__Data records__:
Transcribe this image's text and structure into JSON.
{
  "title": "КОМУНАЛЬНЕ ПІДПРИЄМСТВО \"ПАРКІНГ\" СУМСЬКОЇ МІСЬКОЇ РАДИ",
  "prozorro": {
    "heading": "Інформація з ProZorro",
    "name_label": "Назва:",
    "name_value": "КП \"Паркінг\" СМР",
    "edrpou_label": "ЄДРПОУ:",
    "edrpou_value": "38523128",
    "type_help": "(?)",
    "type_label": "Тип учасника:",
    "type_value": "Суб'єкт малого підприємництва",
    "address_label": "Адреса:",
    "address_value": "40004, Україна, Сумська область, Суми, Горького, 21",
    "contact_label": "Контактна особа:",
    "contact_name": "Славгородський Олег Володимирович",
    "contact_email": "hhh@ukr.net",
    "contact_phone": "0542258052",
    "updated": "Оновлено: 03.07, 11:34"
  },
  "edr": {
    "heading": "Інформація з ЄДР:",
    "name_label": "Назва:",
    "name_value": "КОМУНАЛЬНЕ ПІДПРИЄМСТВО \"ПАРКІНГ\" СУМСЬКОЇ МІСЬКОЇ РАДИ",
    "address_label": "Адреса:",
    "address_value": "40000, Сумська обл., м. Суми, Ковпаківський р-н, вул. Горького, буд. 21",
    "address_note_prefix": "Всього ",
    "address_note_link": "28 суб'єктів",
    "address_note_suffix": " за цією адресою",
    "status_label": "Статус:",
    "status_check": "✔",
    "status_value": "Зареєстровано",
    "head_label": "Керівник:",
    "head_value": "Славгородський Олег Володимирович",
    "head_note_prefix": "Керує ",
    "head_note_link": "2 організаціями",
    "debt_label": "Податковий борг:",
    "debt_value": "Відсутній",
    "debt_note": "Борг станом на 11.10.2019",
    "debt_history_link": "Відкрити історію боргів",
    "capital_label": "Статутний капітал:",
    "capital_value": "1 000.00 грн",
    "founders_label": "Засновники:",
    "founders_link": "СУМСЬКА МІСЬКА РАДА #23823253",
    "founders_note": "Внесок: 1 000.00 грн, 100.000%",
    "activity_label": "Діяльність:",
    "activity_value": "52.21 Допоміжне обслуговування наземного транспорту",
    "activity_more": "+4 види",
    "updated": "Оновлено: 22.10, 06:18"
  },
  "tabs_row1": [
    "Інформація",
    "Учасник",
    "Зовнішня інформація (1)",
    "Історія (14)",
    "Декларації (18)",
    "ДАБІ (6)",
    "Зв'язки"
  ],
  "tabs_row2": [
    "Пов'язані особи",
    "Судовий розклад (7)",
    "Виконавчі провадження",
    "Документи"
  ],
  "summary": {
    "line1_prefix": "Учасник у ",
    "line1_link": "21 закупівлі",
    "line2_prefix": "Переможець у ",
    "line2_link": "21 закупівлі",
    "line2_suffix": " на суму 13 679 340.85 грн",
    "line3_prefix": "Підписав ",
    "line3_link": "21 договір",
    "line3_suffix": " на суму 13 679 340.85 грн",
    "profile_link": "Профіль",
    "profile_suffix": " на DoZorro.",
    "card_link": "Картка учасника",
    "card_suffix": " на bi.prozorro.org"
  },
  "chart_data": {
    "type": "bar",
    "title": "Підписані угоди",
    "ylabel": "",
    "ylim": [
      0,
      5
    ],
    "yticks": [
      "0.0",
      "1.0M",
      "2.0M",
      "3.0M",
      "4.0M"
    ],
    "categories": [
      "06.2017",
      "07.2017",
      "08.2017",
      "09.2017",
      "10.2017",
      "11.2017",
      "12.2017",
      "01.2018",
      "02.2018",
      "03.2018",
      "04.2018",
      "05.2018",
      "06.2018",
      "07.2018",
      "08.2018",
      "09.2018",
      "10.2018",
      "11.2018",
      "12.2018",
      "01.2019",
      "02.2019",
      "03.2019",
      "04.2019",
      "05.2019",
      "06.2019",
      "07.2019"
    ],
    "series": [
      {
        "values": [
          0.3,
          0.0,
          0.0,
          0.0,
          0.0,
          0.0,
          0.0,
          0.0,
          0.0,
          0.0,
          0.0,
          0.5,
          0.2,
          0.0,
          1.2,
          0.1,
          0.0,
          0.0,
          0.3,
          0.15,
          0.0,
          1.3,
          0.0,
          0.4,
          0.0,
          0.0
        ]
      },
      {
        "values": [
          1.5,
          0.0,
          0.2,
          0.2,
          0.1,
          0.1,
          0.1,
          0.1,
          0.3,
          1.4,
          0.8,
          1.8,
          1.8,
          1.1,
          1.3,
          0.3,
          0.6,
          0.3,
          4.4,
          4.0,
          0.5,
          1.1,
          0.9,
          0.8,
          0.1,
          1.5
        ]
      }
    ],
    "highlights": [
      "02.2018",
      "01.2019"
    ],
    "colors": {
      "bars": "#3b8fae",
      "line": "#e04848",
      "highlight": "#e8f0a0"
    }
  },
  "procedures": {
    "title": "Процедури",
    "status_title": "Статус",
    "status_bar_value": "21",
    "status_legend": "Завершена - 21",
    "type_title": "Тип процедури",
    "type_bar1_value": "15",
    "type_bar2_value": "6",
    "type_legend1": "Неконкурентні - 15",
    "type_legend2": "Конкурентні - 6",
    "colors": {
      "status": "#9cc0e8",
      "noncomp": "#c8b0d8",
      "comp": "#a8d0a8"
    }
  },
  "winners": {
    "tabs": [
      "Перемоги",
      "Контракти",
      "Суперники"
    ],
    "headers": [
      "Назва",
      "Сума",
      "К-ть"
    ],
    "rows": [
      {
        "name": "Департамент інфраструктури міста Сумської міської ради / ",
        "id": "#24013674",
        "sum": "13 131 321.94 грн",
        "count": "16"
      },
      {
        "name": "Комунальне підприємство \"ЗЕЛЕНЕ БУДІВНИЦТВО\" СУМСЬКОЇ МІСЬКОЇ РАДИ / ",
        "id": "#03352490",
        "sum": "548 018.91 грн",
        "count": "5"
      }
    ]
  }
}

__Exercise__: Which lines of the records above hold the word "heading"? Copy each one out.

__Task output__:
    "heading": "Інформація з ProZorro",
    "heading": "Інформація з ЄДР:",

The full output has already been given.